Spend any amount of time reading articles about vehicles and you'll hear the terms torque and horsepower bandied about with regularity. While they both deal with vehicle acceleration, there are distinct differences that really matter when assessing which vehicle best suits your needs.
In this article, we discuss the differences between torque and horsepower so you can determine which is more valuable for your particular day-to-day driving needs.
What Is Torque?
When you see commercials highlighting the pound-feet of torque a vehicle offers, it can be a bit confusing. After all, we don't measure much else in pound-feet—just torque output. So, just what is torque?
The succinct answer is that torque is the amount of force that is applied to an object via a twisting motion. For vehicles, engine torque is the application of force by the engine to the crankshaft to keep your tires rotating.
There is actually a formula for calculating torque: Force x Distance.
What Is Horsepower?
Horsepower is a bit different from torque. As a unit of measure, horsepower denotes power. More specifically, it measures the rate at which an engine can get work done. Because it measure the ability to get work done, it can apply to any engine or motor, not just the internal combustion engine that has defined car culture for more than a century.
Just as you can calculate torque, you can also calculate the maximum horsepower of your engine. Simply multiply the number of cylinders in your engine by the the number of revolutions per minute (RPM). This will give you the total horsepower output of your engine.
Horsepower Vs. Torque: Which is More Important?
Torque and horsepower both have their place. That's why vehicle manufacturer's tout both. The question of which one is more important really comes down to real-world applications. If you are towing a horse trailer or other heavy loads on the regular, then torque is going to be a significant metric for you. On the other hand, if you'd consider your driving habits to be more sportier than utilitarian, horsepower numbers are going to be more relevant for you.
In real-world driving situations, most drivers won't be able to tell if a vehicle leans more towards being torque-heavy or horsepower-heavy. There are some things you should look out for, though.
First, make sure the vehicle you're looking at has a manual transmission. Most modern vehicles do, but not all. Second, check the ratio of torque to horsepower. A higher number will indicate a greater emphasis on torque over horsepower. Third, look at how much weight the vehicle is carrying. You want something that isn't too heavy. This will affect both torque and horsepower.

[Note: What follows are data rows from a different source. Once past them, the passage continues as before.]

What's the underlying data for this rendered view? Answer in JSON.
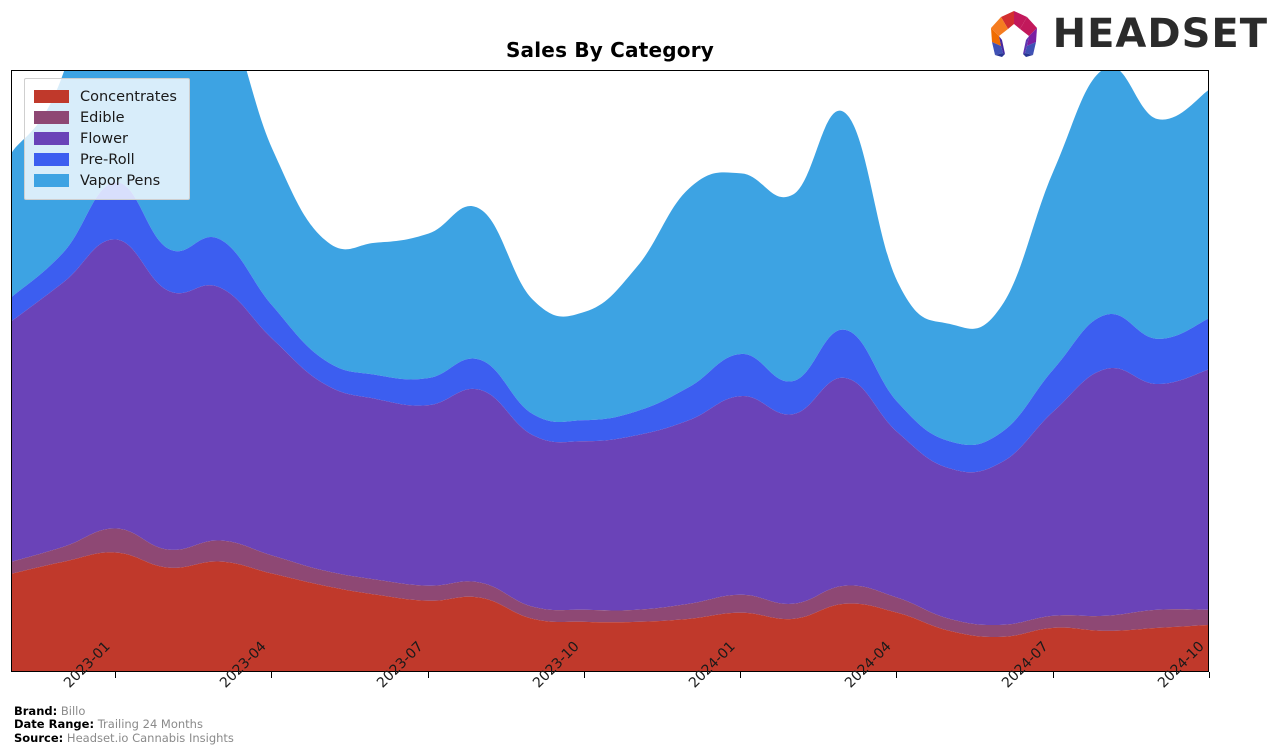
{
  "header": {
    "title": "Sales By Category",
    "logo_word": "HEADSET",
    "logo_mark_name": "headset-omega-logo"
  },
  "footnotes": [
    {
      "key": "Brand:",
      "value": "Billo"
    },
    {
      "key": "Date Range:",
      "value": "Trailing 24 Months"
    },
    {
      "key": "Source:",
      "value": "Headset.io Cannabis Insights"
    }
  ],
  "legend": {
    "position": "upper-left",
    "items": [
      {
        "label": "Concentrates",
        "color": "#c0392b"
      },
      {
        "label": "Edible",
        "color": "#8e4874"
      },
      {
        "label": "Flower",
        "color": "#6a43b8"
      },
      {
        "label": "Pre-Roll",
        "color": "#3c5ef0"
      },
      {
        "label": "Vapor Pens",
        "color": "#3da3e3"
      }
    ]
  },
  "chart_data": {
    "type": "area",
    "stacked": true,
    "title": "Sales By Category",
    "xlabel": "",
    "ylabel": "",
    "grid": false,
    "legend_position": "upper left",
    "x": [
      "2022-11",
      "2022-12",
      "2023-01",
      "2023-02",
      "2023-03",
      "2023-04",
      "2023-05",
      "2023-06",
      "2023-07",
      "2023-08",
      "2023-09",
      "2023-10",
      "2023-11",
      "2023-12",
      "2024-01",
      "2024-02",
      "2024-03",
      "2024-04",
      "2024-05",
      "2024-06",
      "2024-07",
      "2024-08",
      "2024-09",
      "2024-10"
    ],
    "tick_labels": [
      "2023-01",
      "2023-04",
      "2023-07",
      "2023-10",
      "2024-01",
      "2024-04",
      "2024-07",
      "2024-10"
    ],
    "ylim": [
      0,
      100
    ],
    "series": [
      {
        "name": "Concentrates",
        "color": "#c0392b",
        "values": [
          16.5,
          18.5,
          20.0,
          17.5,
          18.5,
          16.5,
          14.5,
          13.0,
          12.0,
          12.5,
          9.0,
          8.5,
          8.5,
          9.0,
          10.0,
          9.0,
          11.5,
          10.0,
          7.0,
          6.0,
          7.5,
          7.0,
          7.5,
          8.0
        ]
      },
      {
        "name": "Edible",
        "color": "#8e4874",
        "values": [
          2.0,
          2.5,
          4.0,
          3.0,
          3.5,
          3.0,
          2.5,
          2.5,
          2.5,
          2.5,
          2.0,
          2.0,
          2.0,
          2.5,
          3.0,
          2.5,
          3.0,
          2.5,
          2.0,
          2.0,
          2.0,
          2.5,
          3.0,
          2.5
        ]
      },
      {
        "name": "Flower",
        "color": "#6a43b8",
        "values": [
          40.0,
          44.0,
          48.0,
          43.0,
          42.0,
          36.0,
          31.0,
          30.0,
          30.0,
          32.0,
          28.5,
          28.0,
          29.0,
          30.5,
          33.0,
          31.5,
          34.5,
          27.5,
          25.0,
          27.0,
          34.0,
          41.0,
          37.5,
          40.0
        ]
      },
      {
        "name": "Pre-Roll",
        "color": "#3c5ef0",
        "values": [
          4.0,
          5.0,
          9.5,
          7.0,
          8.0,
          5.5,
          4.0,
          4.0,
          4.5,
          5.0,
          3.5,
          3.5,
          4.0,
          5.5,
          7.0,
          5.5,
          8.0,
          5.0,
          4.5,
          5.0,
          7.0,
          9.0,
          7.5,
          8.5
        ]
      },
      {
        "name": "Vapor Pens",
        "color": "#3da3e3",
        "values": [
          24.0,
          30.0,
          55.0,
          33.0,
          38.0,
          26.0,
          20.0,
          22.0,
          24.0,
          25.0,
          19.0,
          18.0,
          24.0,
          33.0,
          30.0,
          31.0,
          36.0,
          20.0,
          19.5,
          21.0,
          33.0,
          41.0,
          36.5,
          38.0
        ]
      }
    ]
  }
}
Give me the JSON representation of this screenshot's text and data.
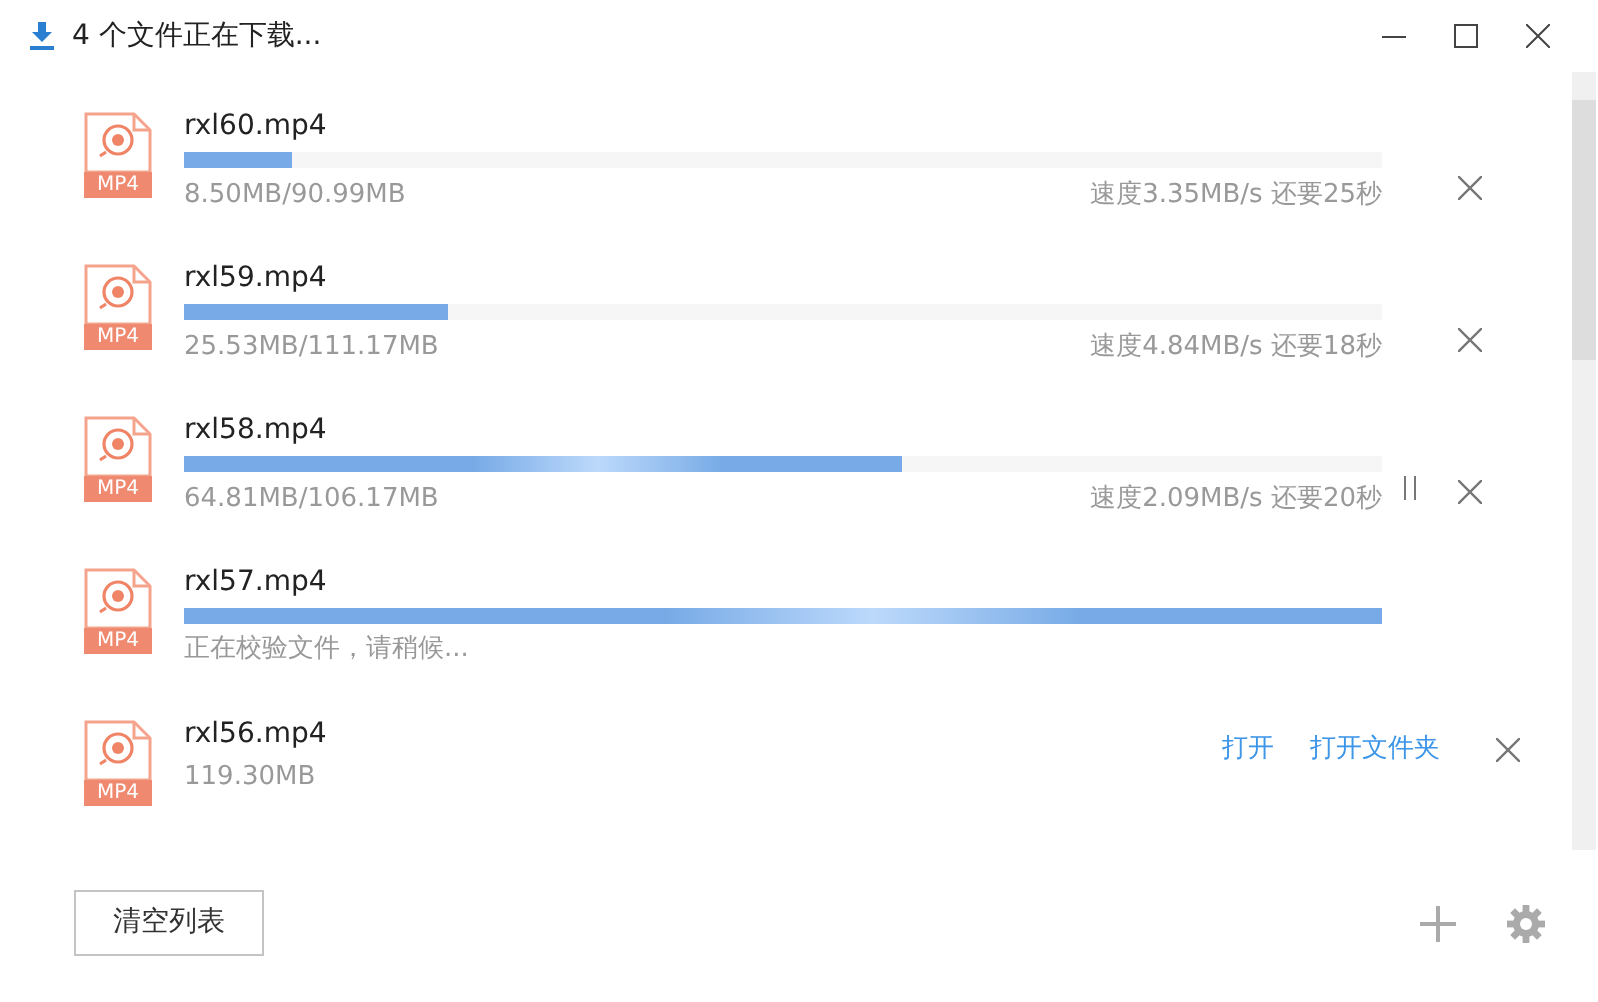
{
  "window": {
    "title": "4 个文件正在下载..."
  },
  "downloads": [
    {
      "kind": "downloading",
      "name": "rxl60.mp4",
      "badge": "MP4",
      "level": 0.09,
      "size": "8.50MB/90.99MB",
      "speed": "速度3.35MB/s 还要25秒",
      "shimmer": false,
      "pause_shown": false
    },
    {
      "kind": "downloading",
      "name": "rxl59.mp4",
      "badge": "MP4",
      "level": 0.22,
      "size": "25.53MB/111.17MB",
      "speed": "速度4.84MB/s 还要18秒",
      "shimmer": false,
      "pause_shown": false
    },
    {
      "kind": "downloading",
      "name": "rxl58.mp4",
      "badge": "MP4",
      "level": 0.6,
      "size": "64.81MB/106.17MB",
      "speed": "速度2.09MB/s 还要20秒",
      "shimmer": true,
      "pause_shown": true
    },
    {
      "kind": "verifying",
      "name": "rxl57.mp4",
      "badge": "MP4",
      "status": "正在校验文件，请稍候...",
      "shimmer": true
    },
    {
      "kind": "done",
      "name": "rxl56.mp4",
      "badge": "MP4",
      "size": "119.30MB",
      "open": "打开",
      "open_folder": "打开文件夹"
    }
  ],
  "footer": {
    "clear_button": "清空列表"
  }
}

So what does it mean in real life? Well, a lot depends on the type of vehicle you drive. If you're looking for a sports car, then horsepower will be important. If you want a family hatchback, then torque might be more useful. It also means that if you're buying a new car, make sure you look at the manufacturer's website and see what each model's specifications are. You could even save yourself some money in the long term.